Keshi Pearls



Keshi pearls also known as poppy seed pearls or seed pearls, as "keshi" means poppy seed in Japanese. Keshi pearls are usually quite small in size, and they do not have nuclei upon which the shape of a pearl is usually determined. Keshi pearls also come in a variety of different colors and shades and are known for their high luster. Keshi pearls are quite unique in the way they are formed. When compared to the standard method of pearl formation, Keshi pearls are formed when the oyster rejects and spits out the implanted nucleus before the culturing process is complete. Because the oyster has expelled the implanted nucleus of the pearl, the resulting keshi pearl is 100% the mother of pearl. This gives it an especially lustrous and shimmering surface quality. Most keshi, in fact, have a greater luster than even the highest quality cultured pearls. It is the reason the market is seeing more Keshi jewelry.

Keshi pearls are a rare find today. This is due to Tahitian and South Sea pearl farms now x-raying oysters to determine whether or not the nucleus has been expelled. When a nucleus-free oyster is found, they are then re-nucleated before a keshi has time to form. This practice has made keshi pearls much rarer than they once used to be.

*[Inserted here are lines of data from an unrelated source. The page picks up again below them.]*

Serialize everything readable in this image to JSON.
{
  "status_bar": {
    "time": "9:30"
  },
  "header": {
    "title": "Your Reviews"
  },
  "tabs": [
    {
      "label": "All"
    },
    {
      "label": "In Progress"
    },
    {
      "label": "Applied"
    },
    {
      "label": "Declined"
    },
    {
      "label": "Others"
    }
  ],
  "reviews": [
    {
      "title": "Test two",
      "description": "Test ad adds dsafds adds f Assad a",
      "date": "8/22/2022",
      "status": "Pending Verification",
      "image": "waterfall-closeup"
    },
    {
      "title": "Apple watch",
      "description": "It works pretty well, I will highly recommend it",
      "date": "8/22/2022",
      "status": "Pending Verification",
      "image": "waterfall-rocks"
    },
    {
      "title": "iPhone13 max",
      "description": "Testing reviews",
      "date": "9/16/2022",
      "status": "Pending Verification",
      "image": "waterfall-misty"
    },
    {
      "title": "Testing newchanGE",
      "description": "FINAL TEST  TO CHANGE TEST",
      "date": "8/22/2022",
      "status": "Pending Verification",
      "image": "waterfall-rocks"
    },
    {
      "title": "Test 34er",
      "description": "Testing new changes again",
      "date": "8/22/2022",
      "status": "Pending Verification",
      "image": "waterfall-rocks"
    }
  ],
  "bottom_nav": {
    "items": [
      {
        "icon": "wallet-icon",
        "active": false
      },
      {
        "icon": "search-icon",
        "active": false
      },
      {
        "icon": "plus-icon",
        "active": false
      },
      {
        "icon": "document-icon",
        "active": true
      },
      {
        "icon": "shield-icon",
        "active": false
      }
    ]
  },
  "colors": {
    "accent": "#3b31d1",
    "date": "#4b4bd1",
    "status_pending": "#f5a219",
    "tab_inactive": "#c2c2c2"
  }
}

Keshi pearls are usually used with peanut shaped pearls to create exquisite jewelry.